Exactly as written, please set down all of the entries again, with no pictures.

[Data records for software interfaces]
----
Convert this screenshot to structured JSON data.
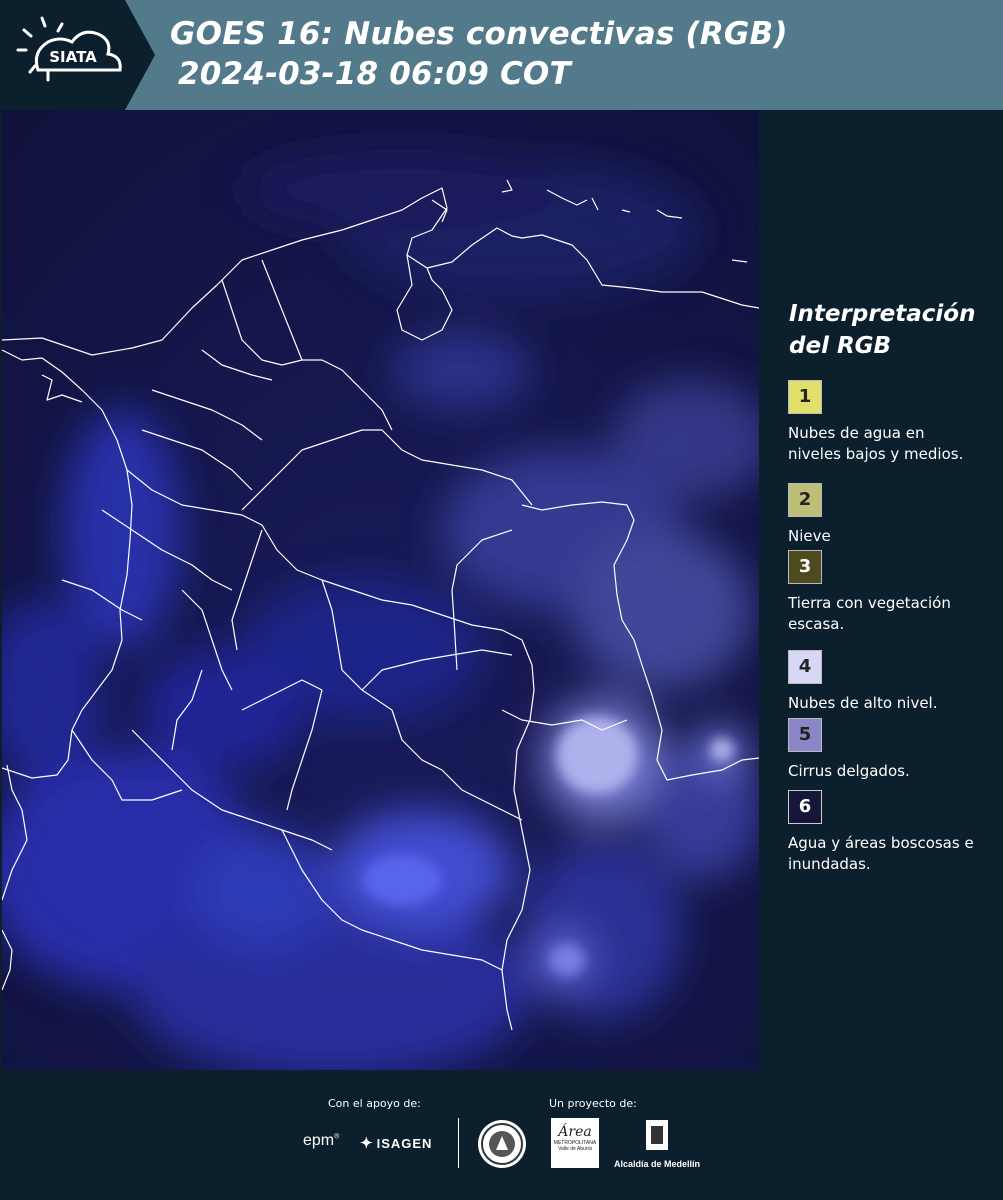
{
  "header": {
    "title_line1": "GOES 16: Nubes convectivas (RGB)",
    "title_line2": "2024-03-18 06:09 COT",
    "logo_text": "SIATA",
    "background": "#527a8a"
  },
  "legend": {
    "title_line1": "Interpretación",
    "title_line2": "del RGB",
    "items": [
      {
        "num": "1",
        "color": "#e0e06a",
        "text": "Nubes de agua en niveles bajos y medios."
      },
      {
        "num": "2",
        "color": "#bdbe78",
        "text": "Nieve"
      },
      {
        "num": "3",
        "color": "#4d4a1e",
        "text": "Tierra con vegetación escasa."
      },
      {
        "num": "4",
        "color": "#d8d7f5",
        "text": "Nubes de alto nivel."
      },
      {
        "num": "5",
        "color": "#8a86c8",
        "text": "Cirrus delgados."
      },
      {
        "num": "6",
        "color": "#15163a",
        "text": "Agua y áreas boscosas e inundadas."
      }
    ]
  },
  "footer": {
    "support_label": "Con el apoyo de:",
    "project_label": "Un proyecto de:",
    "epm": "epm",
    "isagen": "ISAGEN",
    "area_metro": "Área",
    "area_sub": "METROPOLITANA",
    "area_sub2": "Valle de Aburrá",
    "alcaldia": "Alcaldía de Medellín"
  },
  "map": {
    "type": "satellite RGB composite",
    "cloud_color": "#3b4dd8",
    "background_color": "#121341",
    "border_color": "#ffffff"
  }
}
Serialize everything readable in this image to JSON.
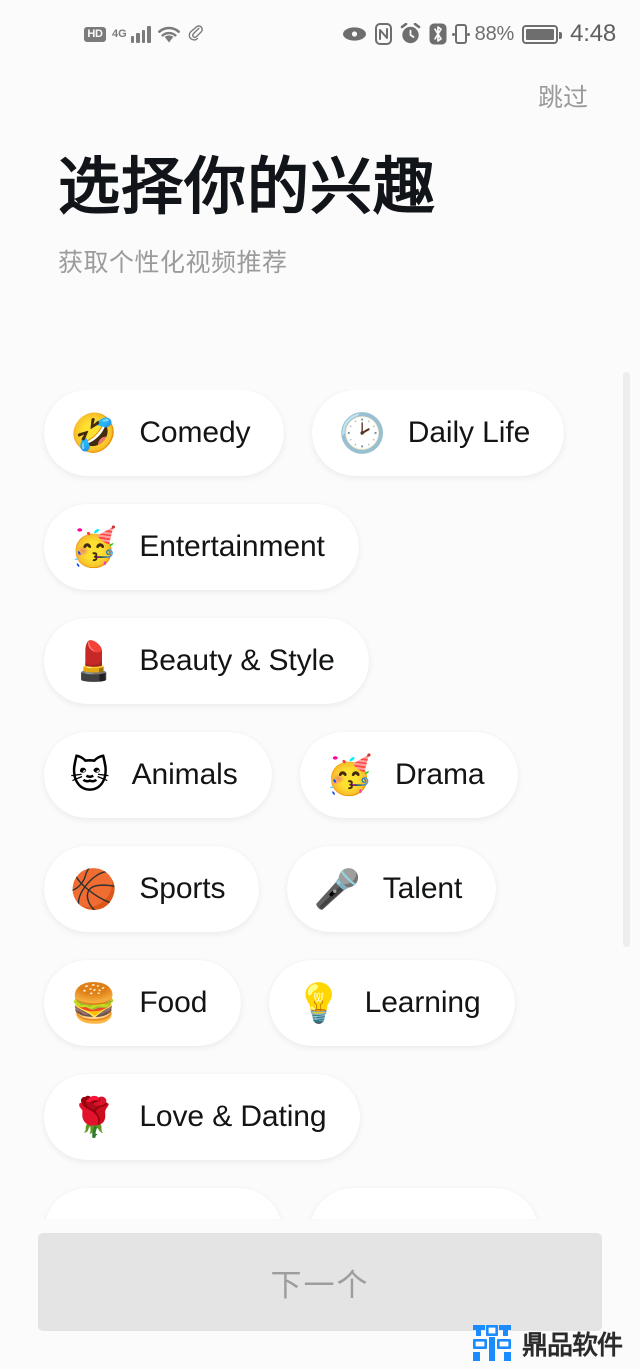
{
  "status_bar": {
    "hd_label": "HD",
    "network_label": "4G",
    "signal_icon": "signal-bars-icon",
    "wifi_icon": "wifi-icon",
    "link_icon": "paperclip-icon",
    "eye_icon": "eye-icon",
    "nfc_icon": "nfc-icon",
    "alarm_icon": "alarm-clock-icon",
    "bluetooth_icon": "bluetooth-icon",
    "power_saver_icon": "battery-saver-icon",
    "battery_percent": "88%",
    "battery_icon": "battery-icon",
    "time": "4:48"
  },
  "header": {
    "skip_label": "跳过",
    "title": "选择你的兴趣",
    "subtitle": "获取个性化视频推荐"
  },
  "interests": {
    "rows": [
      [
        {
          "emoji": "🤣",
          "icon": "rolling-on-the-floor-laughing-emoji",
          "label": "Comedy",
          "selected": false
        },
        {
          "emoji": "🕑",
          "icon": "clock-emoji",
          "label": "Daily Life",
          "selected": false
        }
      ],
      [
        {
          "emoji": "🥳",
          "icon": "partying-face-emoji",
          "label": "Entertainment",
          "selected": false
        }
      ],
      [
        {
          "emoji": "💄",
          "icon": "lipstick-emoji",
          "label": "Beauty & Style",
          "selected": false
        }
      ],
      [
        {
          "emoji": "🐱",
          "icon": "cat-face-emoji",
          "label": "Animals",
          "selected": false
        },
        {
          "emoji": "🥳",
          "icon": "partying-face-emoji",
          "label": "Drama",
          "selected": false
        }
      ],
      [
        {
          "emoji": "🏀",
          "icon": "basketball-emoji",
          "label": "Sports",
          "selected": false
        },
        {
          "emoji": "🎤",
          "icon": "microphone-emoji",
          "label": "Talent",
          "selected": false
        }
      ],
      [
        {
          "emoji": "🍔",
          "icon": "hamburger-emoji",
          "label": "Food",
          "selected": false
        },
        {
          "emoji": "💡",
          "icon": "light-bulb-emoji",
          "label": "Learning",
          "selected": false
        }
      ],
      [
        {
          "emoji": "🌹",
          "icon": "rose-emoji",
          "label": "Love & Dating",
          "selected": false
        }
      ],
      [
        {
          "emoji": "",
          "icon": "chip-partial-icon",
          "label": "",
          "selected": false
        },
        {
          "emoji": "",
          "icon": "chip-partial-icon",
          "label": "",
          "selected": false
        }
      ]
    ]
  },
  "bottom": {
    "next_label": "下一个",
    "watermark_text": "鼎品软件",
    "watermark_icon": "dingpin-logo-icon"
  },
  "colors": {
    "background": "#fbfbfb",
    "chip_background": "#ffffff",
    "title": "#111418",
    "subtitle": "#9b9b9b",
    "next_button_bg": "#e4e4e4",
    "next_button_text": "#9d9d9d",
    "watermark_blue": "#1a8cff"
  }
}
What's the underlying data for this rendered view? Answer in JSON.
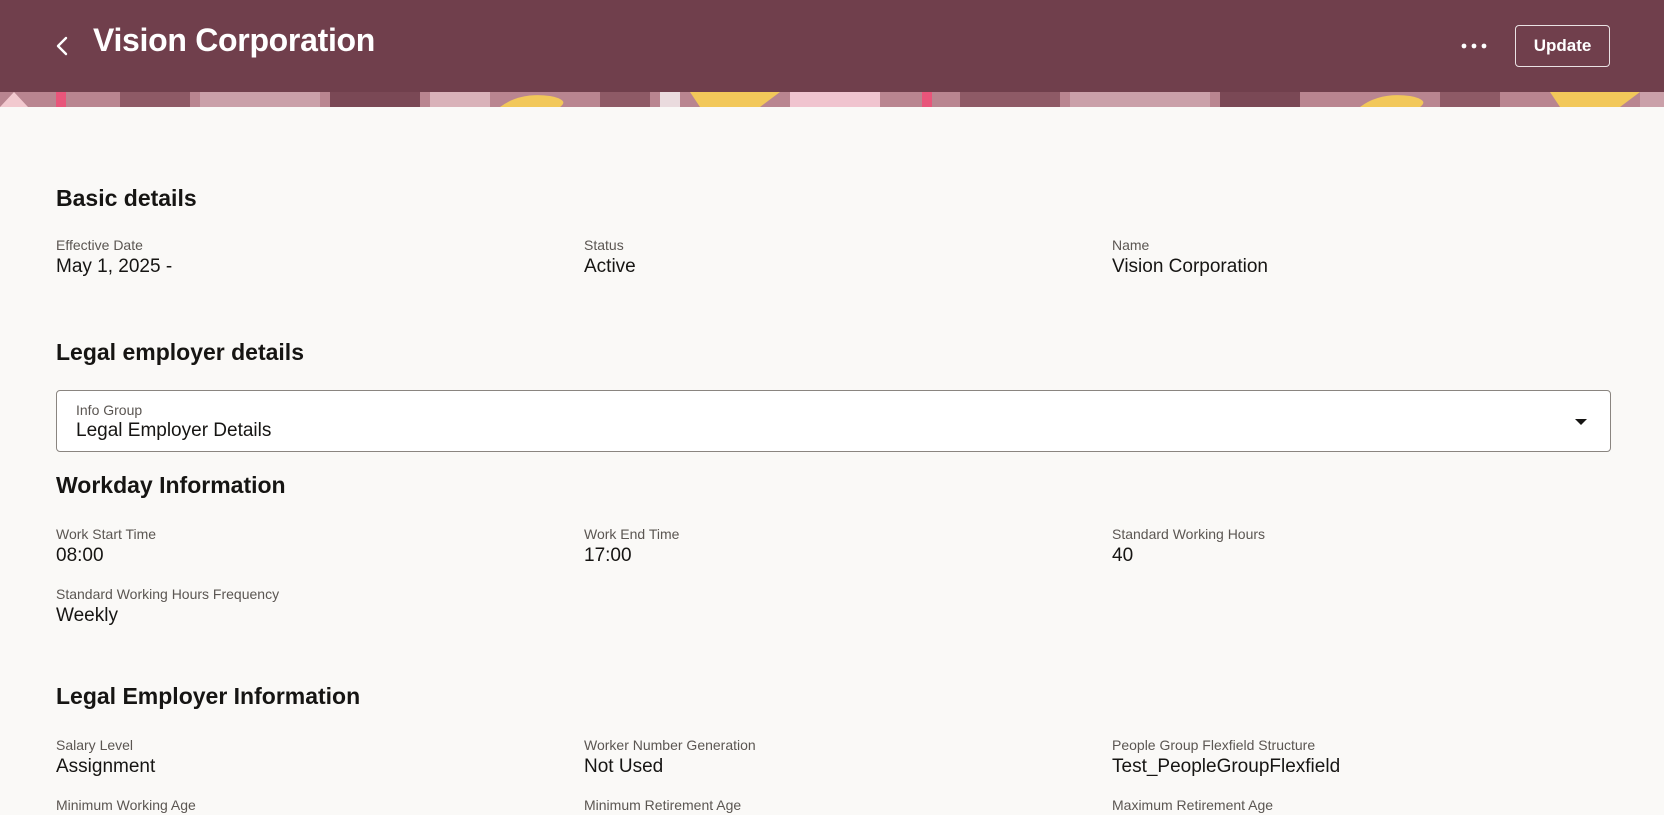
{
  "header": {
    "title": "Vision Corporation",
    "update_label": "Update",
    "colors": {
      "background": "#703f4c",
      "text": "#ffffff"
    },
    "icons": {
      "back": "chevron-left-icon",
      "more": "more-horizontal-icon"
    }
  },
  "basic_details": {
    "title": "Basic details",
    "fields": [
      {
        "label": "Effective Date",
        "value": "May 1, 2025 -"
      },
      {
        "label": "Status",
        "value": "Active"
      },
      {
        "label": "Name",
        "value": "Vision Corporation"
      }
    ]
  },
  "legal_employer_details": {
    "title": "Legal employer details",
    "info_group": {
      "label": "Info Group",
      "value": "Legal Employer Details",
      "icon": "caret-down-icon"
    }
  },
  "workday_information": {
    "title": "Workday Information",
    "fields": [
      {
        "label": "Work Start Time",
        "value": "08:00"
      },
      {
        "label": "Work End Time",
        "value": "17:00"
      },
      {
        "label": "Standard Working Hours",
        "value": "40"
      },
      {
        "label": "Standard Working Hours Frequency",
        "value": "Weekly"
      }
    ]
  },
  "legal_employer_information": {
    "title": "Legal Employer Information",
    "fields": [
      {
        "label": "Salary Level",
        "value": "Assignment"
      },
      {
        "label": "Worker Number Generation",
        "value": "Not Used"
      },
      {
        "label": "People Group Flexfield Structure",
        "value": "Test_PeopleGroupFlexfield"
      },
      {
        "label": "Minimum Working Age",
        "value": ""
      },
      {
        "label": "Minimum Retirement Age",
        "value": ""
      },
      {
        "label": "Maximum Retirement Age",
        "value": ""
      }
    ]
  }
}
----
Your response —
Convert this screenshot to structured JSON data.
{
  "header": {
    "title_line1": "GOES 16: Nubes convectivas (RGB)",
    "title_line2": "2024-03-18 06:09 COT",
    "logo_text": "SIATA",
    "background": "#527a8a"
  },
  "legend": {
    "title_line1": "Interpretación",
    "title_line2": "del RGB",
    "items": [
      {
        "num": "1",
        "color": "#e0e06a",
        "text": "Nubes de agua en niveles bajos y medios."
      },
      {
        "num": "2",
        "color": "#bdbe78",
        "text": "Nieve"
      },
      {
        "num": "3",
        "color": "#4d4a1e",
        "text": "Tierra con vegetación escasa."
      },
      {
        "num": "4",
        "color": "#d8d7f5",
        "text": "Nubes de alto nivel."
      },
      {
        "num": "5",
        "color": "#8a86c8",
        "text": "Cirrus delgados."
      },
      {
        "num": "6",
        "color": "#15163a",
        "text": "Agua y áreas boscosas e inundadas."
      }
    ]
  },
  "footer": {
    "support_label": "Con el apoyo de:",
    "project_label": "Un proyecto de:",
    "epm": "epm",
    "isagen": "ISAGEN",
    "area_metro": "Área",
    "area_sub": "METROPOLITANA",
    "area_sub2": "Valle de Aburrá",
    "alcaldia": "Alcaldía de Medellín"
  },
  "map": {
    "type": "satellite RGB composite",
    "cloud_color": "#3b4dd8",
    "background_color": "#121341",
    "border_color": "#ffffff"
  }
}
Serialize everything readable in this image to JSON.
{
  "status_bar": {
    "hd_label": "HD",
    "network_label": "4G",
    "signal_icon": "signal-bars-icon",
    "wifi_icon": "wifi-icon",
    "link_icon": "paperclip-icon",
    "eye_icon": "eye-icon",
    "nfc_icon": "nfc-icon",
    "alarm_icon": "alarm-clock-icon",
    "bluetooth_icon": "bluetooth-icon",
    "power_saver_icon": "battery-saver-icon",
    "battery_percent": "88%",
    "battery_icon": "battery-icon",
    "time": "4:48"
  },
  "header": {
    "skip_label": "跳过",
    "title": "选择你的兴趣",
    "subtitle": "获取个性化视频推荐"
  },
  "interests": {
    "rows": [
      [
        {
          "emoji": "🤣",
          "icon": "rolling-on-the-floor-laughing-emoji",
          "label": "Comedy",
          "selected": false
        },
        {
          "emoji": "🕑",
          "icon": "clock-emoji",
          "label": "Daily Life",
          "selected": false
        }
      ],
      [
        {
          "emoji": "🥳",
          "icon": "partying-face-emoji",
          "label": "Entertainment",
          "selected": false
        }
      ],
      [
        {
          "emoji": "💄",
          "icon": "lipstick-emoji",
          "label": "Beauty & Style",
          "selected": false
        }
      ],
      [
        {
          "emoji": "🐱",
          "icon": "cat-face-emoji",
          "label": "Animals",
          "selected": false
        },
        {
          "emoji": "🥳",
          "icon": "partying-face-emoji",
          "label": "Drama",
          "selected": false
        }
      ],
      [
        {
          "emoji": "🏀",
          "icon": "basketball-emoji",
          "label": "Sports",
          "selected": false
        },
        {
          "emoji": "🎤",
          "icon": "microphone-emoji",
          "label": "Talent",
          "selected": false
        }
      ],
      [
        {
          "emoji": "🍔",
          "icon": "hamburger-emoji",
          "label": "Food",
          "selected": false
        },
        {
          "emoji": "💡",
          "icon": "light-bulb-emoji",
          "label": "Learning",
          "selected": false
        }
      ],
      [
        {
          "emoji": "🌹",
          "icon": "rose-emoji",
          "label": "Love & Dating",
          "selected": false
        }
      ],
      [
        {
          "emoji": "",
          "icon": "chip-partial-icon",
          "label": "",
          "selected": false
        },
        {
          "emoji": "",
          "icon": "chip-partial-icon",
          "label": "",
          "selected": false
        }
      ]
    ]
  },
  "bottom": {
    "next_label": "下一个",
    "watermark_text": "鼎品软件",
    "watermark_icon": "dingpin-logo-icon"
  },
  "colors": {
    "background": "#fbfbfb",
    "chip_background": "#ffffff",
    "title": "#111418",
    "subtitle": "#9b9b9b",
    "next_button_bg": "#e4e4e4",
    "next_button_text": "#9d9d9d",
    "watermark_blue": "#1a8cff"
  }
}
What's the underlying data for this rendered view? Answer in JSON.
{
  "header": {
    "title": "Vision Corporation",
    "update_label": "Update",
    "colors": {
      "background": "#703f4c",
      "text": "#ffffff"
    },
    "icons": {
      "back": "chevron-left-icon",
      "more": "more-horizontal-icon"
    }
  },
  "basic_details": {
    "title": "Basic details",
    "fields": [
      {
        "label": "Effective Date",
        "value": "May 1, 2025 -"
      },
      {
        "label": "Status",
        "value": "Active"
      },
      {
        "label": "Name",
        "value": "Vision Corporation"
      }
    ]
  },
  "legal_employer_details": {
    "title": "Legal employer details",
    "info_group": {
      "label": "Info Group",
      "value": "Legal Employer Details",
      "icon": "caret-down-icon"
    }
  },
  "workday_information": {
    "title": "Workday Information",
    "fields": [
      {
        "label": "Work Start Time",
        "value": "08:00"
      },
      {
        "label": "Work End Time",
        "value": "17:00"
      },
      {
        "label": "Standard Working Hours",
        "value": "40"
      },
      {
        "label": "Standard Working Hours Frequency",
        "value": "Weekly"
      }
    ]
  },
  "legal_employer_information": {
    "title": "Legal Employer Information",
    "fields": [
      {
        "label": "Salary Level",
        "value": "Assignment"
      },
      {
        "label": "Worker Number Generation",
        "value": "Not Used"
      },
      {
        "label": "People Group Flexfield Structure",
        "value": "Test_PeopleGroupFlexfield"
      },
      {
        "label": "Minimum Working Age",
        "value": ""
      },
      {
        "label": "Minimum Retirement Age",
        "value": ""
      },
      {
        "label": "Maximum Retirement Age",
        "value": ""
      }
    ]
  }
}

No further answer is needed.